▶ MATERIAL FOR THIS EXERCISE
________________
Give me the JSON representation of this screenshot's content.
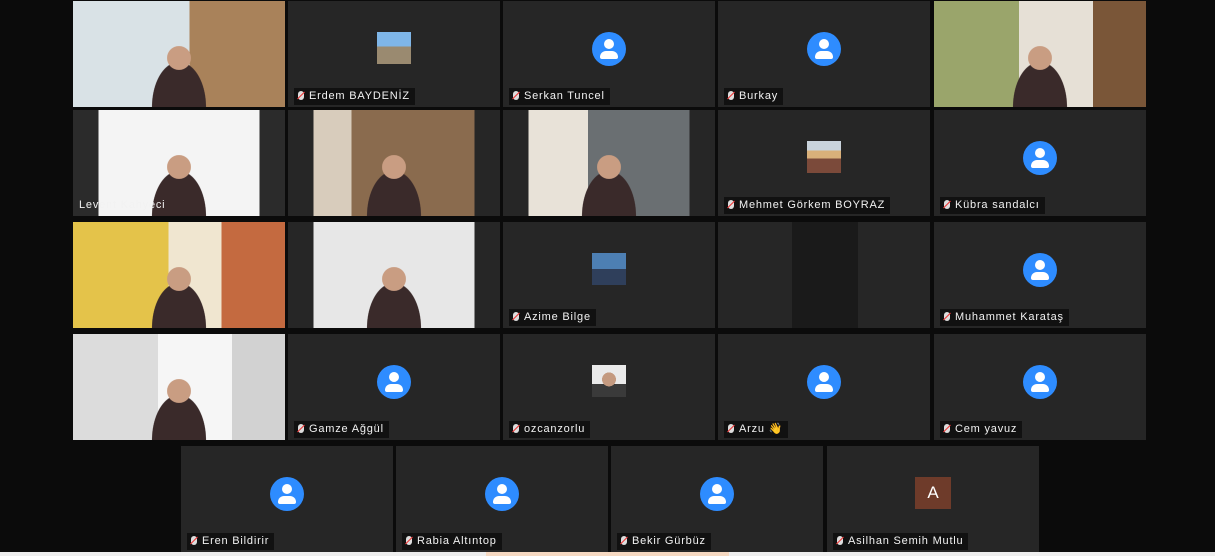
{
  "participants": [
    {
      "name": "",
      "tile": "video"
    },
    {
      "name": "Erdem BAYDENİZ",
      "tile": "thumbnail"
    },
    {
      "name": "Serkan Tuncel",
      "tile": "avatar"
    },
    {
      "name": "Burkay",
      "tile": "avatar"
    },
    {
      "name": "",
      "tile": "video"
    },
    {
      "name": "Levent Kahyeci",
      "tile": "video"
    },
    {
      "name": "",
      "tile": "video"
    },
    {
      "name": "",
      "tile": "video"
    },
    {
      "name": "Mehmet Görkem BOYRAZ",
      "tile": "thumbnail"
    },
    {
      "name": "Kübra sandalcı",
      "tile": "avatar"
    },
    {
      "name": "",
      "tile": "video"
    },
    {
      "name": "",
      "tile": "video"
    },
    {
      "name": "Azime Bilge",
      "tile": "thumbnail"
    },
    {
      "name": "",
      "tile": "video"
    },
    {
      "name": "Muhammet Karataş",
      "tile": "avatar"
    },
    {
      "name": "",
      "tile": "video"
    },
    {
      "name": "Gamze Ağgül",
      "tile": "avatar"
    },
    {
      "name": "ozcanzorlu",
      "tile": "thumbnail"
    },
    {
      "name": "Arzu 👋",
      "tile": "avatar"
    },
    {
      "name": "Cem yavuz",
      "tile": "avatar"
    },
    {
      "name": "Eren Bildirir",
      "tile": "avatar"
    },
    {
      "name": "Rabia Altıntop",
      "tile": "avatar"
    },
    {
      "name": "Bekir Gürbüz",
      "tile": "avatar"
    },
    {
      "name": "Asilhan Semih Mutlu",
      "tile": "letter",
      "letter": "A"
    }
  ],
  "colors": {
    "background": "#0b0b0b",
    "tile": "#262626",
    "avatar_blue": "#2e8cff",
    "letter_avatar": "#6e3b2a"
  }
}
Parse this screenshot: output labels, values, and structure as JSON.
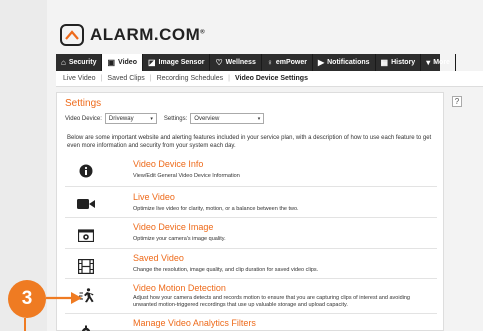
{
  "brand": {
    "name": "ALARM.COM",
    "registered": "®"
  },
  "nav": [
    {
      "label": "Security",
      "icon": "⌂"
    },
    {
      "label": "Video",
      "icon": "▣",
      "active": true
    },
    {
      "label": "Image Sensor",
      "icon": "◪"
    },
    {
      "label": "Wellness",
      "icon": "♡"
    },
    {
      "label": "emPower",
      "icon": "♀"
    },
    {
      "label": "Notifications",
      "icon": "▶"
    },
    {
      "label": "History",
      "icon": "▦"
    },
    {
      "label": "More",
      "icon": "▾"
    }
  ],
  "subnav": {
    "items": [
      "Live Video",
      "Saved Clips",
      "Recording Schedules",
      "Video Device Settings"
    ],
    "current": "Video Device Settings"
  },
  "help": "?",
  "panel": {
    "title": "Settings",
    "video_device_label": "Video Device:",
    "video_device_value": "Driveway",
    "settings_label": "Settings:",
    "settings_value": "Overview",
    "intro": "Below are some important website and alerting features included in your service plan, with a description of how to use each feature to get even more information and security from your system each day."
  },
  "rows": [
    {
      "title": "Video Device Info",
      "desc": "View/Edit General Video Device Information",
      "icon": "info-icon"
    },
    {
      "title": "Live Video",
      "desc": "Optimize live video for clarity, motion, or a balance between the two.",
      "icon": "video-camera-icon"
    },
    {
      "title": "Video Device Image",
      "desc": "Optimize your camera's image quality.",
      "icon": "camera-icon"
    },
    {
      "title": "Saved Video",
      "desc": "Change the resolution, image quality, and clip duration for saved video clips.",
      "icon": "film-icon"
    },
    {
      "title": "Video Motion Detection",
      "desc": "Adjust how your camera detects and records motion to ensure that you are capturing clips of interest and avoiding unwanted motion-triggered recordings that use up valuable storage and upload capacity.",
      "icon": "running-person-icon"
    },
    {
      "title": "Manage Video Analytics Filters",
      "desc": "",
      "icon": "gear-icon"
    }
  ],
  "callout": {
    "number": "3",
    "color": "#ef7b22"
  },
  "colors": {
    "accent": "#ee6a1a",
    "nav_bg": "#2d2d2d"
  }
}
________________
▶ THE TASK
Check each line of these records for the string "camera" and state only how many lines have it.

▶ ANSWER SPACE
4